A good starting point to further develop cross-organisational collaboration or interoperability should be developed. This can be done by reviewing past event. For example, in the UK, the Pollock report (2013) revealed lessons from more than 30 incidents (

Similarly, a review of the interoperability dimensions might be a good starting point. For example, Testelmans (2017) reviewed these dimensions for the Belgian context (2017,

In terms of practical aspects, cross-ministry activity is supportive to enhance cross-organisational collaboration.

Also in the international context, the continuum might be applied for assessments on a case-by-case basis. For example, it was applied to assess the interoperability of French UCPM modules in the Swedish system which were deployed in 2018 (Mannaioni et al. 2020).


These are essential to highlight and better understand the differences that exist, build trust amongst diverse individuals, and solidarity. Working groups established alongside any new tool or protocol can greatly improve the familiarity necessary for transboundary users to know what differences exist, and build trust and solidarity. Those will not come from the tools alone, but in proactive (not reactive) relationships. These working groups also should not restrict membership be a top-down determination but let all possible groups involved determine if this is of interest to them (e.g. don’t let one agency’s definition of the problem define who works together). A health official might be able to see that a traffic problem will require bodily care while a police officer might just define it as a security issue.


Based on an interoperability matrix (see section above), different dimensions of collaboration can be developed continuously through the development of frameworks, training and exercises, the use of new technology and finally the integration of lessons learnt into the system. In the UK for example, a dedicated joint organisational learning platform was developed: Lessons identified during debriefings and notable practices are registered in a joint database. They are reviewed and eventually – after further evaluation – integrated into the training programme.
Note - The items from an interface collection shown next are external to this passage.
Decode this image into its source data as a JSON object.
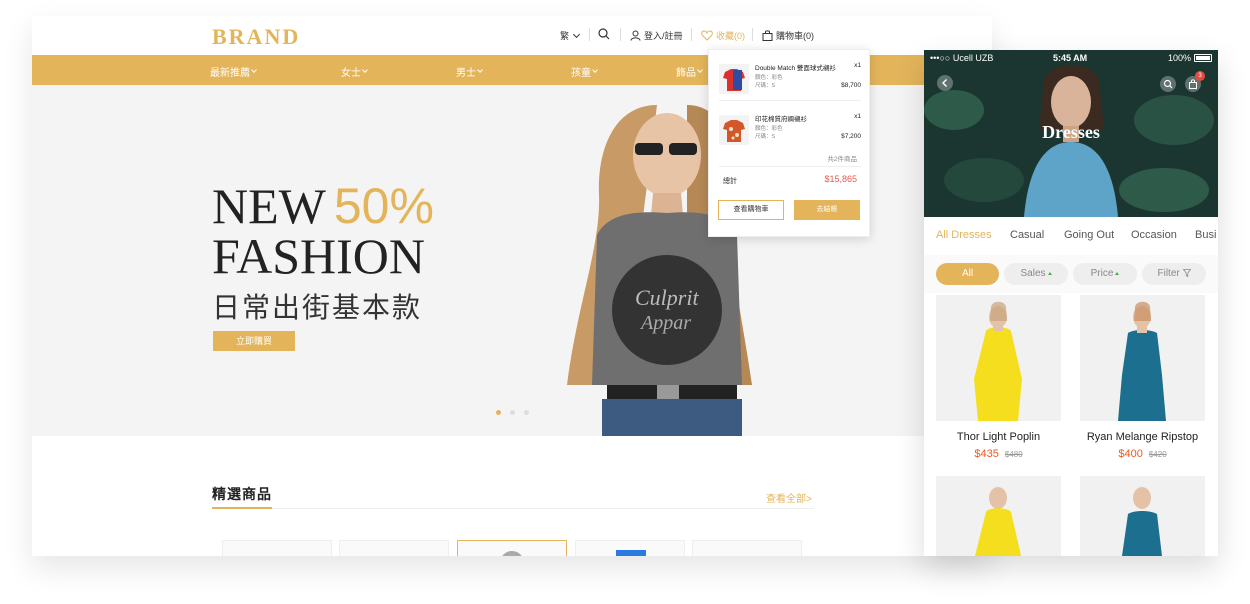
{
  "desktop": {
    "brand": "BRAND",
    "utility": {
      "lang": "繁",
      "login": "登入/註冊",
      "favorites": "收藏(0)",
      "cart": "購物車(0)"
    },
    "nav": [
      {
        "label": "最新推薦"
      },
      {
        "label": "女士"
      },
      {
        "label": "男士"
      },
      {
        "label": "孩童"
      },
      {
        "label": "飾品"
      }
    ],
    "hero": {
      "line1": "NEW",
      "percent": "50%",
      "line2": "FASHION",
      "subtitle": "日常出街基本款",
      "cta": "立即購買",
      "active_slide": 1,
      "slides": 3
    },
    "featured": {
      "title": "精選商品",
      "view_all": "查看全部>"
    },
    "cart_dropdown": {
      "items": [
        {
          "name": "Double Match 雙面球式襯衫",
          "qty": "x1",
          "color": "顏色：彩色",
          "size": "尺碼：S",
          "price": "$8,700"
        },
        {
          "name": "印花棉質府綢襯衫",
          "qty": "x1",
          "color": "顏色：彩色",
          "size": "尺碼：S",
          "price": "$7,200"
        }
      ],
      "count": "共2件商品",
      "total_label": "總計",
      "total": "$15,865",
      "view_cart": "查看購物車",
      "checkout": "去結帳"
    }
  },
  "mobile": {
    "status": {
      "carrier": "•••○○ Ucell UZB",
      "time": "5:45 AM",
      "battery": "100%"
    },
    "cart_badge": "3",
    "title": "Dresses",
    "tabs": [
      "All Dresses",
      "Casual",
      "Going Out",
      "Occasion",
      "Busi"
    ],
    "filters": {
      "all": "All",
      "sales": "Sales",
      "price": "Price",
      "filter": "Filter"
    },
    "products": [
      {
        "name": "Thor Light Poplin",
        "price": "$435",
        "old_price": "$480",
        "color": "#f5de1d"
      },
      {
        "name": "Ryan Melange Ripstop",
        "price": "$400",
        "old_price": "$420",
        "color": "#1d6f8f"
      }
    ]
  },
  "colors": {
    "accent": "#e3b45a",
    "sale": "#e85a2a"
  }
}
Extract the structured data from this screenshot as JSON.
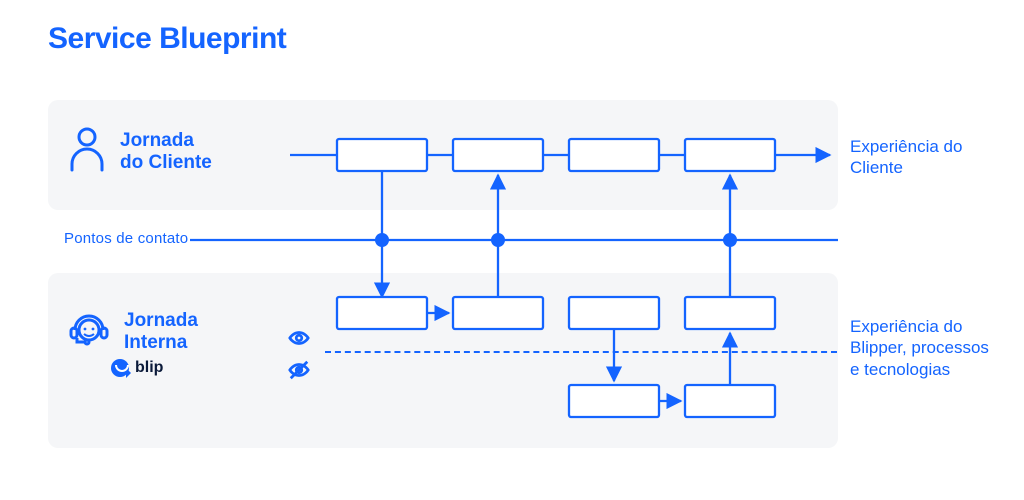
{
  "title": "Service Blueprint",
  "lane_client_label_line1": "Jornada",
  "lane_client_label_line2": "do Cliente",
  "lane_internal_label_line1": "Jornada",
  "lane_internal_label_line2": "Interna",
  "logo_text": "blip",
  "touchpoints_label": "Pontos de contato",
  "right_label_client": "Experiência do Cliente",
  "right_label_internal": "Experiência do Blipper, processos e tecnologias",
  "colors": {
    "primary": "#1464ff",
    "lane_bg": "#f5f6f8"
  },
  "chart_data": {
    "type": "diagram",
    "description": "Service Blueprint with two lanes — Jornada do Cliente (customer journey, top) and Jornada Interna (internal journey, bottom) — connected by a Pontos de contato (touchpoints) line. The internal lane is split by a dashed visibility line into visible (above) and invisible (below) rows.",
    "lanes": [
      {
        "id": "client",
        "label": "Jornada do Cliente",
        "rows": [
          "journey"
        ]
      },
      {
        "id": "internal",
        "label": "Jornada Interna",
        "rows": [
          "visible",
          "invisible"
        ],
        "brand": "blip"
      }
    ],
    "touchpoints_line": {
      "label": "Pontos de contato",
      "touchpoints": [
        "tp1",
        "tp2",
        "tp3"
      ]
    },
    "nodes": [
      {
        "id": "c1",
        "lane": "client",
        "row": "journey",
        "order": 1
      },
      {
        "id": "c2",
        "lane": "client",
        "row": "journey",
        "order": 2
      },
      {
        "id": "c3",
        "lane": "client",
        "row": "journey",
        "order": 3
      },
      {
        "id": "c4",
        "lane": "client",
        "row": "journey",
        "order": 4
      },
      {
        "id": "iv1",
        "lane": "internal",
        "row": "visible",
        "order": 1
      },
      {
        "id": "iv2",
        "lane": "internal",
        "row": "visible",
        "order": 2
      },
      {
        "id": "iv3",
        "lane": "internal",
        "row": "visible",
        "order": 3
      },
      {
        "id": "iv4",
        "lane": "internal",
        "row": "visible",
        "order": 4
      },
      {
        "id": "in1",
        "lane": "internal",
        "row": "invisible",
        "order": 3
      },
      {
        "id": "in2",
        "lane": "internal",
        "row": "invisible",
        "order": 4
      }
    ],
    "edges": [
      {
        "from": "start",
        "to": "c1",
        "kind": "flow"
      },
      {
        "from": "c1",
        "to": "c2",
        "kind": "flow"
      },
      {
        "from": "c2",
        "to": "c3",
        "kind": "flow"
      },
      {
        "from": "c3",
        "to": "c4",
        "kind": "flow"
      },
      {
        "from": "c4",
        "to": "end-arrow",
        "kind": "flow-arrow"
      },
      {
        "from": "c1",
        "to": "tp1",
        "kind": "touchpoint-down"
      },
      {
        "from": "tp1",
        "to": "iv1",
        "kind": "touchpoint-down-arrow"
      },
      {
        "from": "iv2",
        "to": "tp2",
        "kind": "touchpoint-up"
      },
      {
        "from": "tp2",
        "to": "c2",
        "kind": "touchpoint-up-arrow"
      },
      {
        "from": "iv4",
        "to": "tp3",
        "kind": "touchpoint-up"
      },
      {
        "from": "tp3",
        "to": "c4",
        "kind": "touchpoint-up-arrow"
      },
      {
        "from": "iv1",
        "to": "iv2",
        "kind": "flow-arrow"
      },
      {
        "from": "in1",
        "to": "in2",
        "kind": "flow-arrow"
      },
      {
        "from": "iv3",
        "to": "in1",
        "kind": "down-arrow"
      },
      {
        "from": "in2",
        "to": "iv4",
        "kind": "up-arrow"
      }
    ],
    "annotations": [
      {
        "side": "right",
        "lane": "client",
        "text": "Experiência do Cliente"
      },
      {
        "side": "right",
        "lane": "internal",
        "text": "Experiência do Blipper, processos e tecnologias"
      }
    ]
  }
}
While much of this is organisational in nature, there are ethical aspects to consider. To ensure continuous transparency and adherence to ethical practices within collaborations it is essential for technical measures to be paired with social and organisational practices that raise awareness and reflexivity (Powles and Nissembaum, 2018).

Powles, J. & Nissenbaum, H. (2018). The Seductive Diversion of ‘Solving’ Bias in Artificial Intelligence. Medium.